“During such a dire time, it is critical we offer aid to state and local governments as they seek to implement measures to combat and prevent the spread of COVID-19. This letter seeks to gain additional information on how FEMA can provide proper guidance around eligibility for assistance,” said Congresswoman Hayes.

“Local disaster and public health officials in Connecticut and throughout the country need help to address the varied of issues presented by the COVID-19 pandemic, especially at a time when their resources are thinly stretched. I have requested that FEMA issue new clarifying guidance broadening what is considered an emergency protective measure, revert to the previous definition of a public facility, and work with Congress, HHS and the CDC to centralize the reimbursement process. These important changes will provide state and local governments with the support they need to serve their communities.” 

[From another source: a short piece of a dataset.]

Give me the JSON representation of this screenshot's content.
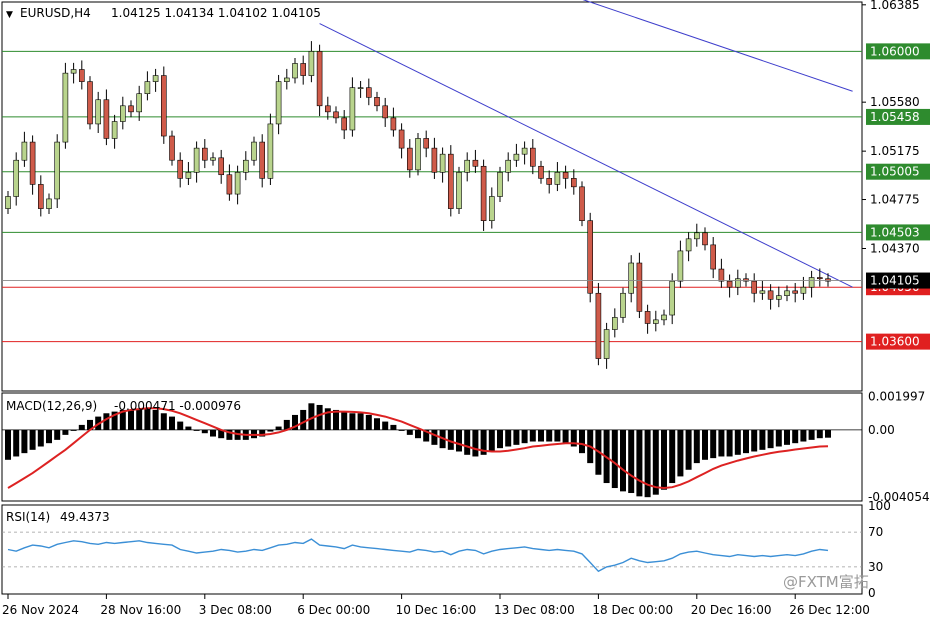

Text of the letter can be found below:

Dear Administrator Gaynor,

We write to you with concerns regarding the Federal Emergency Management Agency’s (FEMA) guidance on the process by which COVID-19 related expenses are deemed eligible for reimbursement under the Stafford Act and 44 CFR, the implementing regulation for the Stafford Act.

Since the beginning of the pandemic, we have had many conversations with FEMA and our local municipalities. In all these discussions, there has been a common sentiment regarding FEMA reimbursement for COVID related expenses. When COVID struck our nation, municipalities and local executives took immediate action and quickly began to work to combat the virus and prevent the spread. Municipalities installed necessary safety infrastructure and purchased emergency supplies, such as masks, plexiglass partitions, gloves and disinfectants. Cities and towns scheduled additional maintenance shifts for increased sanitizing and disinfecting at municipal buildings for essential workers. These costs & purchases were necessary in the fight against and prevention of contracting COVID and were consistent with the guidance issued in March 2020 by FEMA.

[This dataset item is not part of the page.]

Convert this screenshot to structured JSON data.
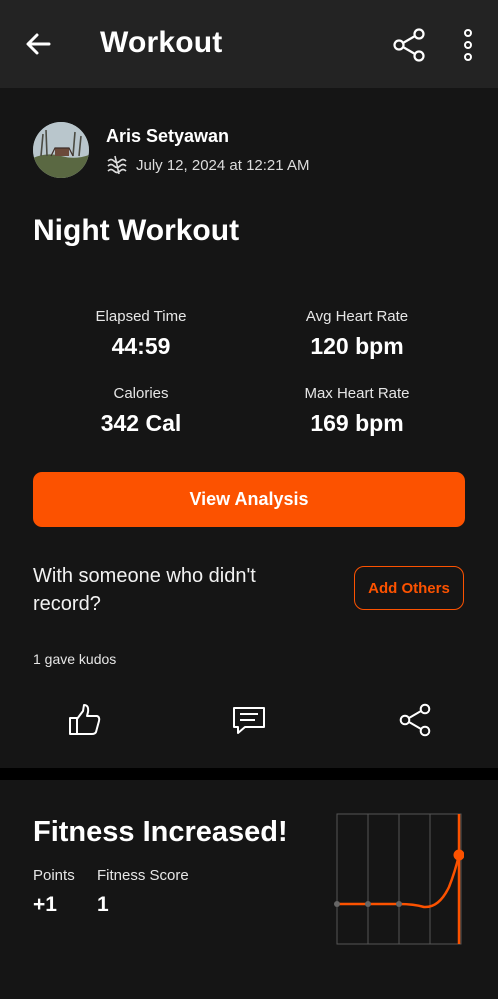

Unfortunately, after an administrative change at FEMA and subsequent guidance on September 1, 2020, many of these expenses were deemed ineligible for reimbursement, effective September 15, 2020. This change has left communities in our districts with mounting financial shortfalls, because they were following previous guidance disseminated by FEMA.

In speaking with local disaster and public health officials, there is also concern regarding the definition of an “emergency protective measure” and the newly restricted definition of a “public facility.” These new and restrictive definitions have unilaterally disqualified many purchases from eligibility and have severely hampered the ability of local leaders to make the necessary investments to best fight this pandemic. These officials note past precedent in interpreting regulation 44 CFR of the Stafford Act for prior major disaster declarations has never been this restrictive.

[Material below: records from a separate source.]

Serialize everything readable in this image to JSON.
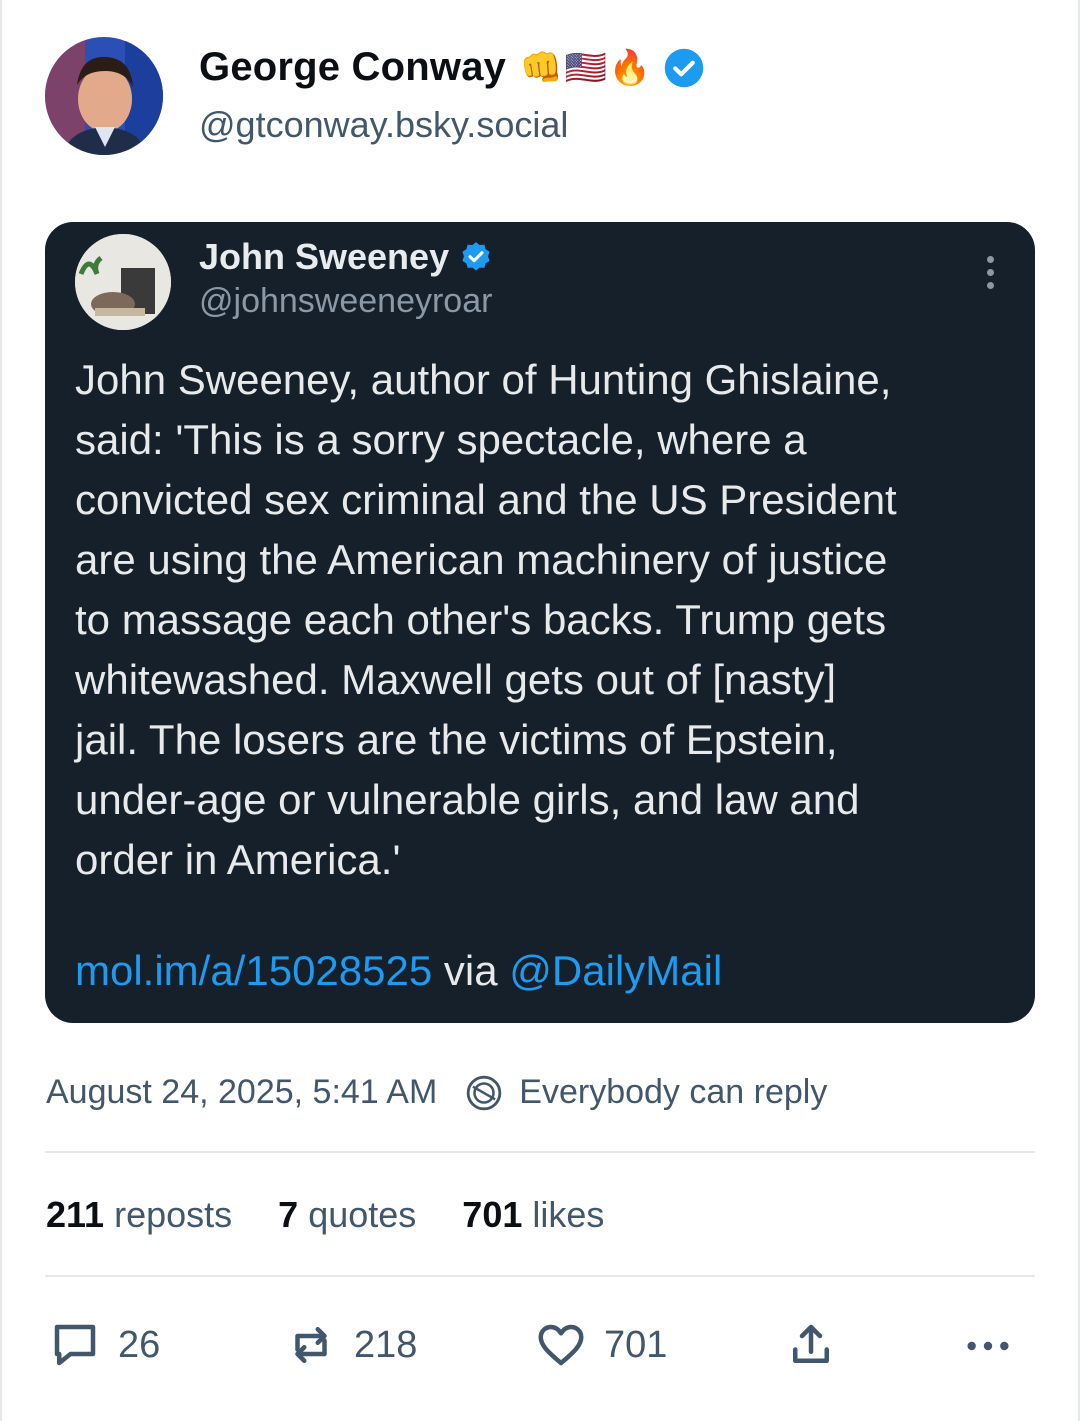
{
  "post": {
    "author_name": "George Conway",
    "author_emoji": "👊🇺🇸🔥",
    "author_handle": "@gtconway.bsky.social",
    "timestamp": "August 24, 2025, 5:41 AM",
    "reply_setting": "Everybody can reply"
  },
  "embed": {
    "name": "John Sweeney",
    "handle": "@johnsweeneyroar",
    "text": "John Sweeney, author of Hunting Ghislaine,\nsaid: 'This is a sorry spectacle, where a\nconvicted sex criminal and the US President\nare using the American machinery of justice\nto massage each other's backs. Trump gets\nwhitewashed. Maxwell gets out of [nasty]\njail. The losers are the victims of Epstein,\nunder-age or vulnerable girls, and law and\norder in America.'",
    "link": "mol.im/a/15028525",
    "via": "via",
    "mention": "@DailyMail"
  },
  "stats": {
    "reposts_num": "211",
    "reposts_label": "reposts",
    "quotes_num": "7",
    "quotes_label": "quotes",
    "likes_num": "701",
    "likes_label": "likes"
  },
  "actions": {
    "replies": "26",
    "reposts": "218",
    "likes": "701"
  },
  "colors": {
    "card_bg": "#15202b",
    "link": "#1d9bf0",
    "verified": "#1d9bf0"
  }
}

During conversations with local governments, they also noted that the lack of centralization during the reimbursement process has led to confusion and frustration. In addition to FEMA, agencies such as the Department of Health and Human Services (HHS) and the Centers for Disease Control and Prevention (CDC) can assist municipalities with the cost associated with COVID preparation and response. While this additional avenue for assistance is appreciated, the decentralized nature of this situation is not the most efficient solution.

With these issues in mind, we request that FEMA look to make the following improvements:

  1. Issue new clarifying guidance broadening what is considered an “emergency protective measure,” allowing for all pandemic prevention costs incurred before September 15, 2020 to be reimbursable, as well as reverting back to the previous definition of a “public facility”; and
  2. Work with Congress, HHS and CDC to centralize the reimbursement process.

We appreciate your attention to this important and urgent matter and look forward to your prompt response.


Rep. Jahana Hayes has been a public school teacher in Connecticut for more than 15 years and was recognized in 2016 as the National Teacher of the Year.

Currently serving her first term in the U.S. House of Representatives, Rep. Hayes sits on the Committees on Education & Labor and Agriculture and proudly represents Connecticut’s 5th District.